As the managed care industry continues to grow, Medicare Advantage (MA) organizations and Medicare prescription drug plans (PDPs) have seen a noticeable uptick in enforcement activity aimed at combating fraud and abuse in these programs. One of the biggest enforcement risks for these entities stems from the misreporting of data to the Centers for Medicare and Medicaid Services
(CMS). Data misreporting can lead to significant consequences, including exposure to civil litigation and administrative penalties, and therefore managed care plans should be aware of the specific sources of liability to avoid becoming a target.
CMS pays managed care plans a monthly capitated amount instead of reimbursing these entities on a fee-for-service basis. Under the capitated method of payment, plans submit an annual “bid”—or information showing how sickly its patient population is to determine the value of the capitated payment per month—which CMS then compares to a benchmark. As a condition for receiving payment from Medicare, plans must certify that the information in their bid submissions is accurate, complete, and truthful. Therefore, it is crucial that managed care plans do not misreport data to avoid allegations of overbilling the government.
Within the realm of data misreporting, risk adjustment presents a growing area of enforcement. Risk adjustment is the process by which CMS adjusts a health plan’s monthly payments based on the health status of plan enrollees. Plans that have sicker members receive higher Medicare payments to offset the costs of enrolling a riskier patient population, and vice versa. Consequently, one of the challenges MA plans face is that there is a great deal of reliance on the accuracy of physicians’ documentation because the data initially comes from providers.
In the past several years, a handful of civil False Claims Act
(“FCA”) actions alleging that MA organizations submitted inaccurate risk adjustment data to inflate their Medicare premiums have been filed in federal courts. Some of these actions have resulted in settlements in the millions of dollars. For instance, in United States v. Janke
, the owners of an MA plan and its primary care provider agreed in November 2010 to pay $22.6 million to the federal government to resolve allegations that they submitted false diagnosis codes, thereby inflating their risk scores and causing Medicare overpayments.

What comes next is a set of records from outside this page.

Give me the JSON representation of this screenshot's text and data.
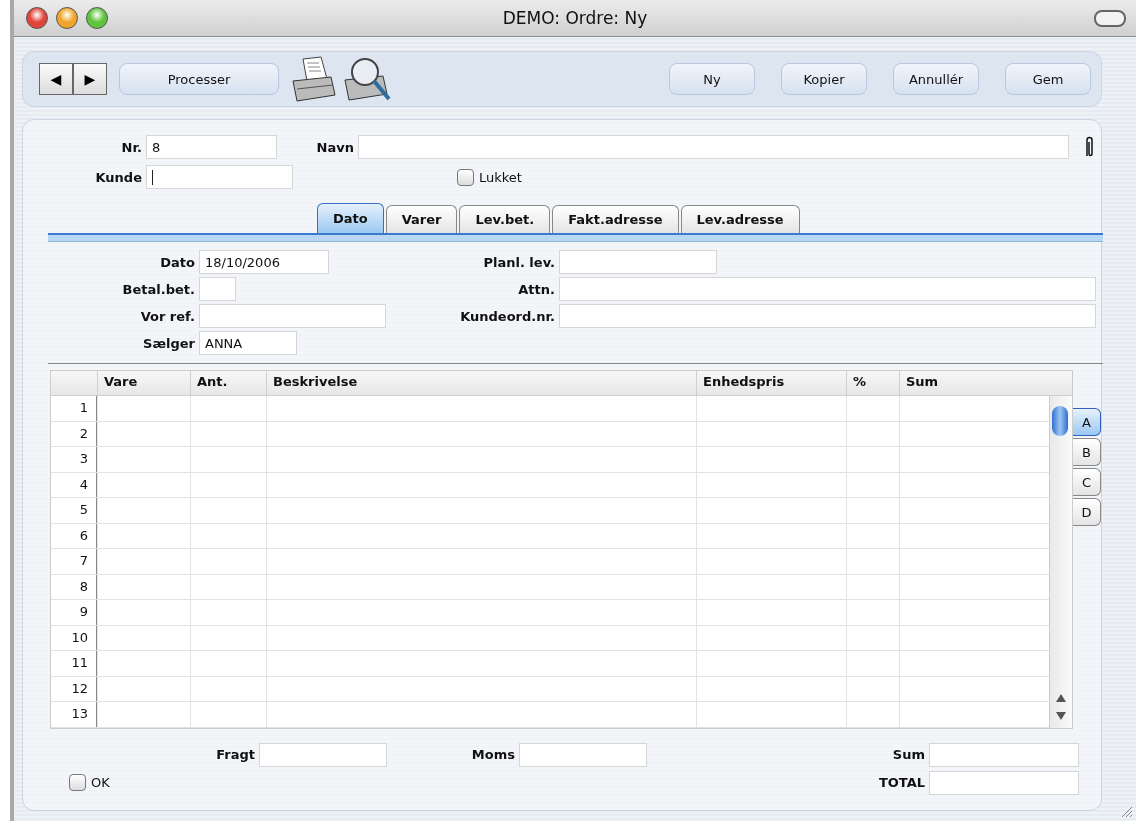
{
  "window": {
    "title": "DEMO: Ordre: Ny"
  },
  "toolbar": {
    "nav": [
      "◀",
      "▶"
    ],
    "process_button": "Processer",
    "buttons": [
      "Ny",
      "Kopier",
      "Annullér",
      "Gem"
    ]
  },
  "header": {
    "nr": {
      "label": "Nr.",
      "value": "8"
    },
    "navn": {
      "label": "Navn"
    },
    "kunde": {
      "label": "Kunde",
      "focused": true
    },
    "lukket": {
      "label": "Lukket",
      "checked": false
    }
  },
  "tabs": [
    {
      "label": "Dato",
      "selected": true
    },
    {
      "label": "Varer",
      "selected": false
    },
    {
      "label": "Lev.bet.",
      "selected": false
    },
    {
      "label": "Fakt.adresse",
      "selected": false
    },
    {
      "label": "Lev.adresse",
      "selected": false
    }
  ],
  "dato_section": {
    "left": [
      {
        "label": "Dato",
        "value": "18/10/2006"
      },
      {
        "label": "Betal.bet."
      },
      {
        "label": "Vor ref."
      },
      {
        "label": "Sælger",
        "value": "ANNA"
      }
    ],
    "right": [
      {
        "label": "Planl. lev."
      },
      {
        "label": "Attn."
      },
      {
        "label": "Kundeord.nr."
      }
    ]
  },
  "table": {
    "columns": [
      "Vare",
      "Ant.",
      "Beskrivelse",
      "Enhedspris",
      "%",
      "Sum"
    ],
    "rows": [
      "1",
      "2",
      "3",
      "4",
      "5",
      "6",
      "7",
      "8",
      "9",
      "10",
      "11",
      "12",
      "13"
    ]
  },
  "side_tabs": [
    {
      "label": "A",
      "selected": true
    },
    {
      "label": "B",
      "selected": false
    },
    {
      "label": "C",
      "selected": false
    },
    {
      "label": "D",
      "selected": false
    }
  ],
  "footer": {
    "fragt": {
      "label": "Fragt"
    },
    "moms": {
      "label": "Moms"
    },
    "sum": {
      "label": "Sum"
    },
    "total": {
      "label": "TOTAL"
    },
    "ok": {
      "label": "OK",
      "checked": false
    }
  }
}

Another emerging enforcement trend under the umbrella of data reporting is Prescription Drug Event (PDE) data. A PDE is a record of a specific drug transaction, which CMS uses to reconcile its advance payments to a PDP sponsor with the actual costs the sponsor incurred.

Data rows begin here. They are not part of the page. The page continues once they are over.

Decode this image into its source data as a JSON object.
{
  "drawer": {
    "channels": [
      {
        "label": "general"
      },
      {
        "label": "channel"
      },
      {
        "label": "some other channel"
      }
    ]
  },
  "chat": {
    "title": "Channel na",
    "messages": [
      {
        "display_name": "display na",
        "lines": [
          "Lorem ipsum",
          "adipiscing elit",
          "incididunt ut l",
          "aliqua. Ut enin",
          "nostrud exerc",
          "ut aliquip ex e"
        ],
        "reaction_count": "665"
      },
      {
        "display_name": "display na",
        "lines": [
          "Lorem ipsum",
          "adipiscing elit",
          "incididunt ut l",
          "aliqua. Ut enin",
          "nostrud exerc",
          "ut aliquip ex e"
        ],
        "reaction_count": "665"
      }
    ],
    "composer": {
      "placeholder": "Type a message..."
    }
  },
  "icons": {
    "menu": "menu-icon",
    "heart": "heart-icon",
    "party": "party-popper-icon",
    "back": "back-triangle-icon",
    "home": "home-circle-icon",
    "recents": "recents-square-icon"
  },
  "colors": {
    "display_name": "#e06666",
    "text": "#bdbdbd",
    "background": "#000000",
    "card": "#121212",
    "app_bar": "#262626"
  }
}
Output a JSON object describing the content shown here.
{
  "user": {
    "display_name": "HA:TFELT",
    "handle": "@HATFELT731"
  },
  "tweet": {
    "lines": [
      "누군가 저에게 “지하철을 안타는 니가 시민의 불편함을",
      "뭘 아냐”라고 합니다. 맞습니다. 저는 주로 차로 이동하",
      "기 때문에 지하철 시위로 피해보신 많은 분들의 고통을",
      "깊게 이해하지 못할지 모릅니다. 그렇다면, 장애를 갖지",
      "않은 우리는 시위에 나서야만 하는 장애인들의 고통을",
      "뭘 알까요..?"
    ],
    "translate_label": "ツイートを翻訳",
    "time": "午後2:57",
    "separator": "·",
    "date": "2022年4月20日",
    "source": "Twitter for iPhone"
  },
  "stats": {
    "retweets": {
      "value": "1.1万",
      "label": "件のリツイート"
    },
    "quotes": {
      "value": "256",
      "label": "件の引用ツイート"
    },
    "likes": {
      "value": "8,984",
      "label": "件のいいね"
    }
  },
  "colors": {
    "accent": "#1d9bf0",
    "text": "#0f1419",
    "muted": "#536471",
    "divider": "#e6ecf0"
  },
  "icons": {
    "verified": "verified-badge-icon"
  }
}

At least one federal court has held that FCA liability arises when a PDP falsely certifies that it has submitted accurate and complete PDE data. The court, in a case against CVS Caremark Corporation and its pharmacy benefits manager, SilverScript, held that “a PDE is a claim or demand for payment under the FCA” because it is a “prerequisite to obtaining additional payments and to reconcile the accuracy of any previous payments already made.” Therefore, PDE data that has been falsely certified as accurate by either the Part D sponsor or the sponsor’s subcontractor (like a pharmacy benefits manager) may give rise to an FCA claim.
Managed care plans’ exposure to liability with respect to information reporting continues to expand as CMS issues new regulations. For example, a recently promulgated “60-day refund rule”—issued on May 19, 2014, for contract year 2015—requires MA organizations and PDPs to report and return overpayments within 60 days of having “identified” the existence of an overpayment, which is defined as “when the MA organization has determined, or should have determined through the exercise of reasonable diligence, that the MA organization or PDP has received an overpayment.” A proposed rule issued on May 12, 2014, recommends civil monetary penalties of $10,000 for each day that an MA organization or PDP fails to return overpayments.

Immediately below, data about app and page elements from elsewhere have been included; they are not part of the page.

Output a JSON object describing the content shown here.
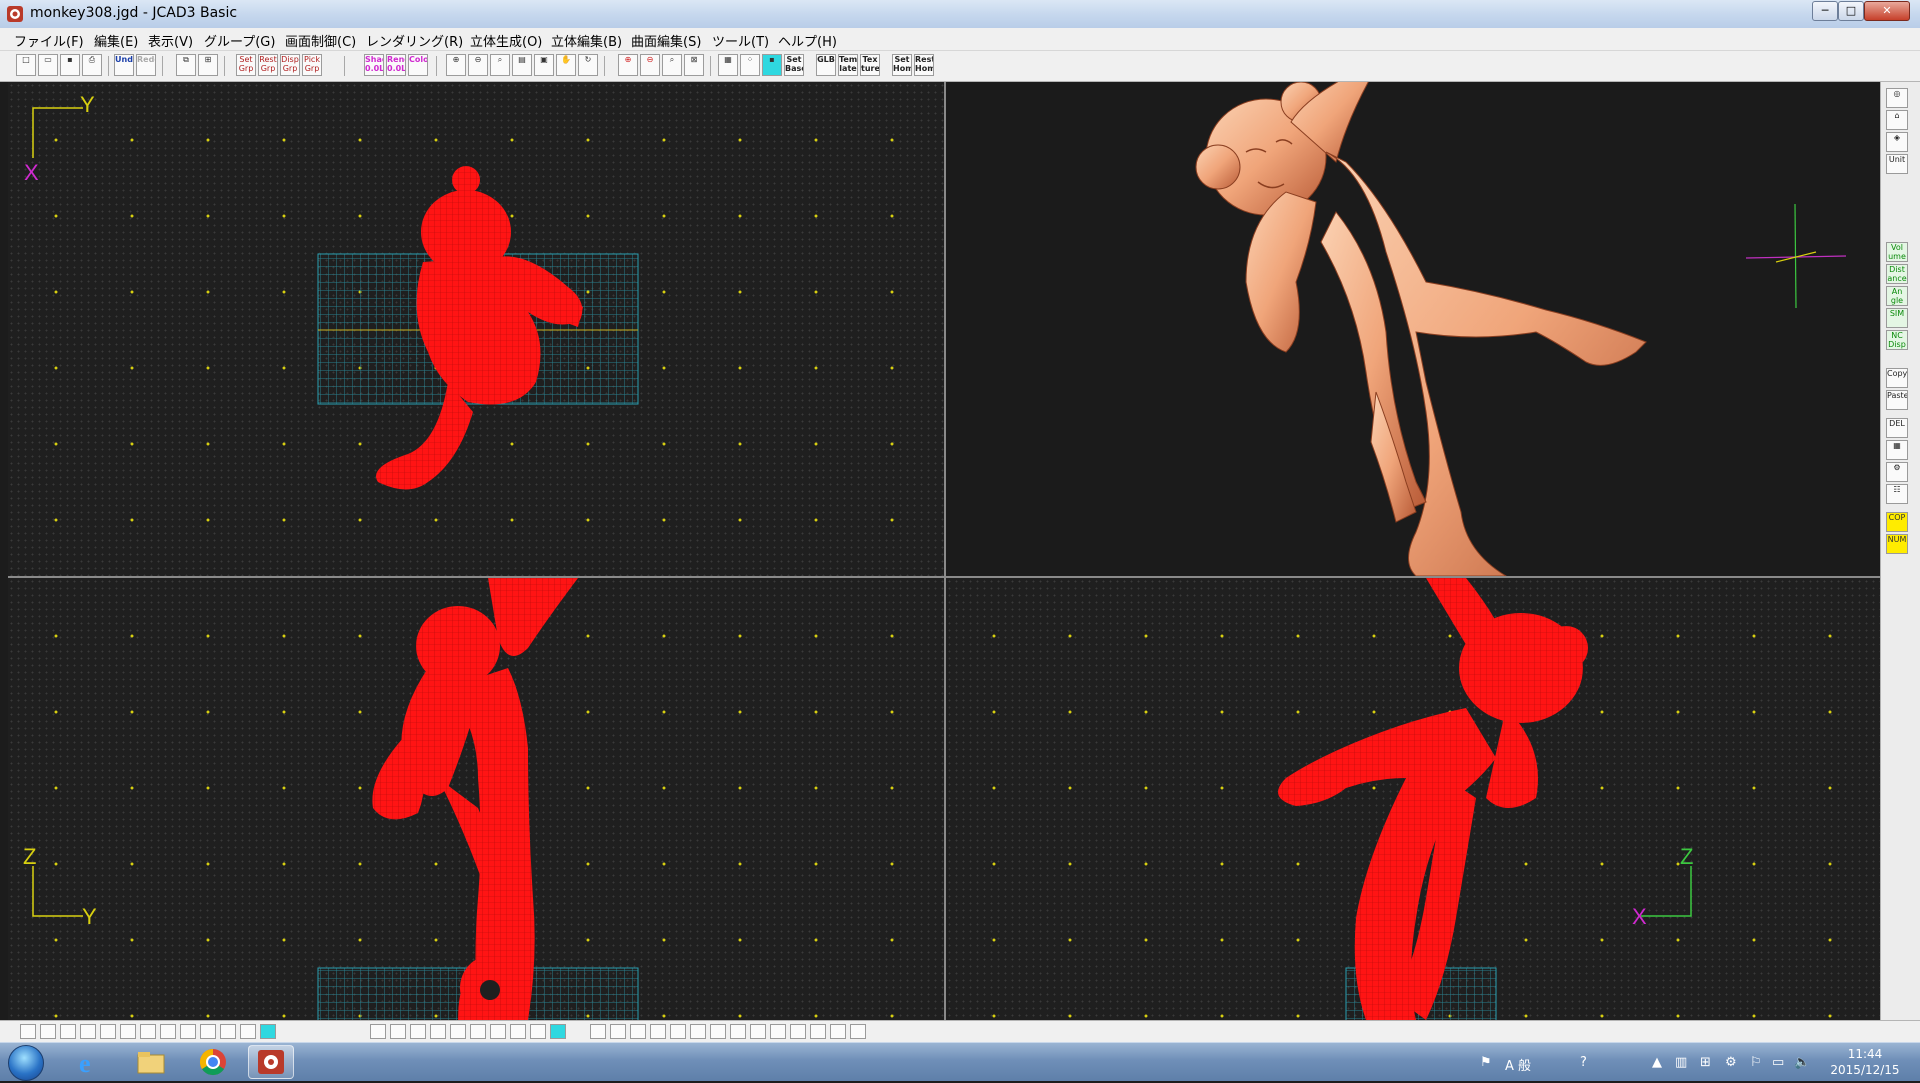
{
  "window": {
    "title": "monkey308.jgd - JCAD3 Basic",
    "controls": [
      "─",
      "□",
      "✕"
    ]
  },
  "menu": [
    "ファイル(F)",
    "編集(E)",
    "表示(V)",
    "グループ(G)",
    "画面制御(C)",
    "レンダリング(R)",
    "立体生成(O)",
    "立体編集(B)",
    "曲面編集(S)",
    "ツール(T)",
    "ヘルプ(H)"
  ],
  "toolbar": {
    "text_buttons": [
      "Undo",
      "Redo",
      "Set Grp",
      "Rest Grp",
      "Disp Grp",
      "Pick Grp",
      "Shad 0.0L",
      "Rend 0.0L",
      "Color",
      "Set Base",
      "GLB",
      "Temp late",
      "Tex ture",
      "Set Home",
      "Rest Home"
    ]
  },
  "viewports": {
    "top_axes": {
      "h": "Y",
      "v": "X"
    },
    "front_axes": {
      "h": "Y",
      "v": "Z"
    },
    "side_axes": {
      "h": "X",
      "v": "Z"
    }
  },
  "right_panel": {
    "buttons": [
      "Unit",
      "Vol ume",
      "Dist ance",
      "An gle",
      "SIM",
      "NC Disp",
      "Copy",
      "Paste",
      "DEL",
      "COP",
      "NUM"
    ]
  },
  "colors": {
    "wireframe": "#ff1414",
    "render": "#f0a57a",
    "grid_cyan": "#2a7f8c",
    "axis_yellow": "#d8d010",
    "dot_yellow": "#d8d010"
  },
  "taskbar": {
    "time": "11:44",
    "date": "2015/12/15",
    "ime": "A 般"
  }
}
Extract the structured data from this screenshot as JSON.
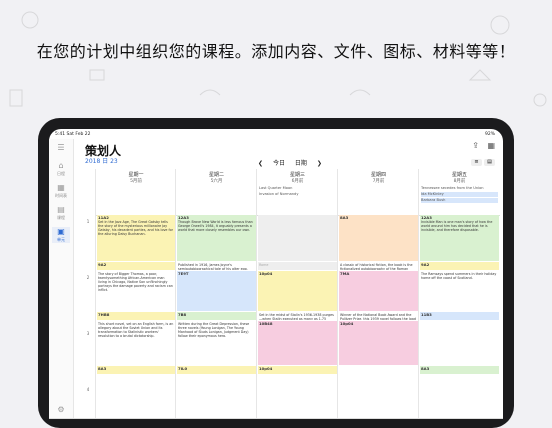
{
  "headline": "在您的计划中组织您的课程。添加内容、文件、图标、材料等等！",
  "statusbar": {
    "time": "5:41",
    "date": "Sat Feb 22",
    "battery": "92%"
  },
  "sidebar": {
    "items": [
      {
        "label": "日程",
        "icon": "home-icon"
      },
      {
        "label": "时间表",
        "icon": "schedule-icon"
      },
      {
        "label": "课程",
        "icon": "courses-icon"
      },
      {
        "label": "单元",
        "icon": "units-icon"
      }
    ],
    "active_index": 3
  },
  "header": {
    "title": "策划人",
    "date": "2018 日 23",
    "today": "今日",
    "day_label": "日期"
  },
  "days": [
    {
      "name": "星期一",
      "date": "5月前"
    },
    {
      "name": "星期二",
      "date": "5六月"
    },
    {
      "name": "星期三",
      "date": "6月前"
    },
    {
      "name": "星期四",
      "date": "7月前"
    },
    {
      "name": "星期五",
      "date": "8月前"
    }
  ],
  "allday": {
    "wed": [
      "Last Quarter Moon",
      "Invasion of Normandy"
    ],
    "fri": [
      "Tennessee secedes from the Union",
      "Ida McKinley",
      "Barbara Bush"
    ]
  },
  "periods": [
    "1",
    "2",
    "3",
    "4"
  ],
  "events": {
    "mon": [
      {
        "time": "11A2",
        "text": "Set in the Jazz Age, The Great Gatsby tells the story of the mysterious millionaire Jay Gatsby, his decadent parties, and his love for the alluring Daisy Buchanan.",
        "color": "ev-y"
      },
      {
        "time": "9A2",
        "text": "",
        "color": "ev-y"
      },
      {
        "time": "",
        "text": "The story of Bigger Thomas, a poor, twentysomething African-American man living in Chicago, Native Son unflinchingly portrays the damage poverty and racism can inflict.",
        "color": "ev-t"
      },
      {
        "time": "7HB8",
        "text": "",
        "color": "ev-y"
      },
      {
        "time": "",
        "text": "This short novel, set on an English farm, is an allegory about the Soviet Union and its transformation to Stalinistic workers' revolution to a brutal dictatorship.",
        "color": "ev-t"
      },
      {
        "time": "8A3",
        "text": "",
        "color": "ev-y"
      }
    ],
    "tue": [
      {
        "time": "12A3",
        "text": "Though Brave New World is less famous than George Orwell's 1984, it arguably presents a world that more closely resembles our own.",
        "color": "ev-g"
      },
      {
        "time": "",
        "text": "Published in 1916, James Joyce's semiautobiographical tale of his alter ego, Stephen Dedalus, is a coming-of-age story.",
        "color": "ev-t"
      },
      {
        "time": "7E9T",
        "text": "",
        "color": "ev-b"
      },
      {
        "time": "7B8",
        "text": "",
        "color": "ev-g"
      },
      {
        "time": "",
        "text": "Written during the Great Depression, these three novels (Young Lonigan, The Young Manhood of Studs Lonigan, Judgment Day) follow their eponymous hero.",
        "color": "ev-t"
      },
      {
        "time": "7IL0",
        "text": "",
        "color": "ev-y"
      }
    ],
    "wed": [
      {
        "time": "",
        "text": "",
        "color": "ev-gray"
      },
      {
        "time": "",
        "text": "Rome",
        "color": "ev-gray"
      },
      {
        "time": "10p04",
        "text": "",
        "color": "ev-y"
      },
      {
        "time": "",
        "text": "Set in the midst of Stalin's 1936-1938 purges—when Stalin executed as many as 1.75 million people.",
        "color": "ev-t"
      },
      {
        "time": "10B48",
        "text": "",
        "color": "ev-p"
      },
      {
        "time": "10p04",
        "text": "",
        "color": "ev-y"
      }
    ],
    "thu": [
      {
        "time": "8A3",
        "text": "",
        "color": "ev-o"
      },
      {
        "time": "",
        "text": "A classic of historical fiction, the book is the fictionalized autobiography of the Roman Emperor Claudius.",
        "color": "ev-t"
      },
      {
        "time": "7MA",
        "text": "",
        "color": "ev-p"
      },
      {
        "time": "",
        "text": "Winner of the National Book Award and the Pulitzer Prize, this 1939 novel follows the Joad family as they leave the Oklahoma Dust Bowl.",
        "color": "ev-t"
      },
      {
        "time": "10p04",
        "text": "",
        "color": "ev-p"
      },
      {
        "time": "",
        "text": "",
        "color": "ev-t"
      }
    ],
    "fri": [
      {
        "time": "12A3",
        "text": "Invisible Man is one man's story of how the world around him has decided that he is invisible, and therefore disposable.",
        "color": "ev-g"
      },
      {
        "time": "9A2",
        "text": "",
        "color": "ev-y"
      },
      {
        "time": "",
        "text": "The Ramsays spend summers in their holiday home off the coast of Scotland.",
        "color": "ev-t"
      },
      {
        "time": "11B3",
        "text": "",
        "color": "ev-b"
      },
      {
        "time": "",
        "text": "",
        "color": "ev-t"
      },
      {
        "time": "8A3",
        "text": "",
        "color": "ev-g"
      }
    ]
  }
}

In all of these ways, data misreporting exposes managed care plans to significant enforcement risks, including civil litigation and administrative sanctions. These entities should therefore keep a close watch on liability risks and develop strategies for staying out of the government’s line of fire.
John Kelly and Matt Curley are members of Nashville-based Bass, Berry & Sims PLC in the firm’s Healthcare Fraud & Abuse practice group, based in Washington D.C. and Nashville, respectively. Shuchi Parikh is an associate in the Healthcare Fraud & Abuse practice of Nashville-based Bass, Berry & Sims PLC and based in Washington D.C.